Featuring regular "facetime" from one-time Easyjet top dog Stelios Haji-Ioannou, the programme was so good Tony Robinson lent his voice talents to (most of) it. Primarily set at Easyjet's Luton Airport hub, Airline also enjoyed extended contributions from Liverpool, Bristol and, at times, Belfast airports. 

Stars worth looking out for include the elusive Alan Derbyshire as well as Jane Boulton and Leo Jones.

It's also worth noting, this show was SO good, it got an American spin-off.


Nothing to Declare aka Border Security: Australia's Front Line (2004-present)
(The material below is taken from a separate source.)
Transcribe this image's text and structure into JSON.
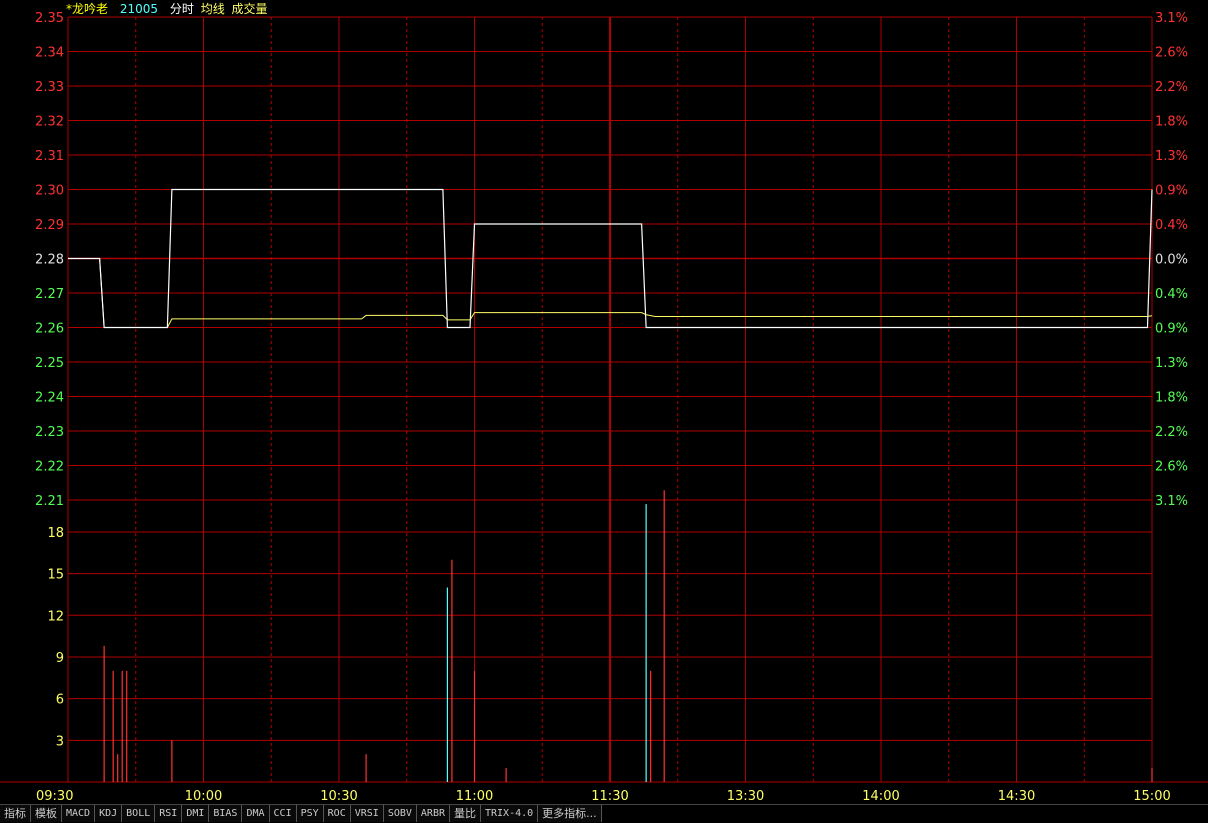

This Australian show takes a slightly different slant on the airport theme, focusing on the people who defend the country's borders rather than those who assist passengers with getting from A to B. Think snakes in poster tubes and forbidden fruits (literally) being smuggled in the strangest ways.

Unlike many of its competitors, this show is not about big personalities – it's about big government. By the end of the show you'll be gagging to see another crook sent down for daring to defy the good people of Border Control.   

Remarkably good hangover viewing, this show is on air relentlessly throughout weekend afternoons on Sky Living and Pick TV.  Do give it a try.


Inside Gatwick (2011)

As you would expect from the title, this programme focused on all things West Sussex.  

Once one of BAA's flagship British airports, Gatwick is now under new management – and it is the change that these new bosses have put into action that frames the show. 

A warts and all documentary, Inside Gatwick walked a fine line between consumer and business focus – offering insight into the hopes, dreams and minds of an eclectic bunch of executives, ancillary workers and passengers.

With episodes at an hour apiece, you had to be in a serious mood for aviation to get through this. But those who did were rewarded. 


Stansted: The inside story (2010)

This Channel 5 show has a special place in my heart because it's all about the Essex airport in the shadow of which I grew up.  

What I might describe as an ob doc 2.0, the show was shot in HD (still pretty exciting stuff at the time) and didn't mind flaunting its glossiness with elongated scenes of planes taking off, landing and taxiing. 

Unlike Airport, or some of the more traditional shows in its genre, the programme focused on one story at a time – one week following the police, another a pilot. It was an in-depth show, but framed by Channel 5 sensibilities around the edges. 

Channel 5 won't let us embed this, but click here for episode one


The secret life of the airport (2009)

A masterful three-part BBC4 documentary charting the development of the airport from the earliest days of flight, through the wars, the jet age and then on to the economy airline boom of the modern day.  

It's not an ob doc – but this is an airport series you would be a fool to miss...


Pan Am begins on BBC2 at 9pm on Wednesday November 16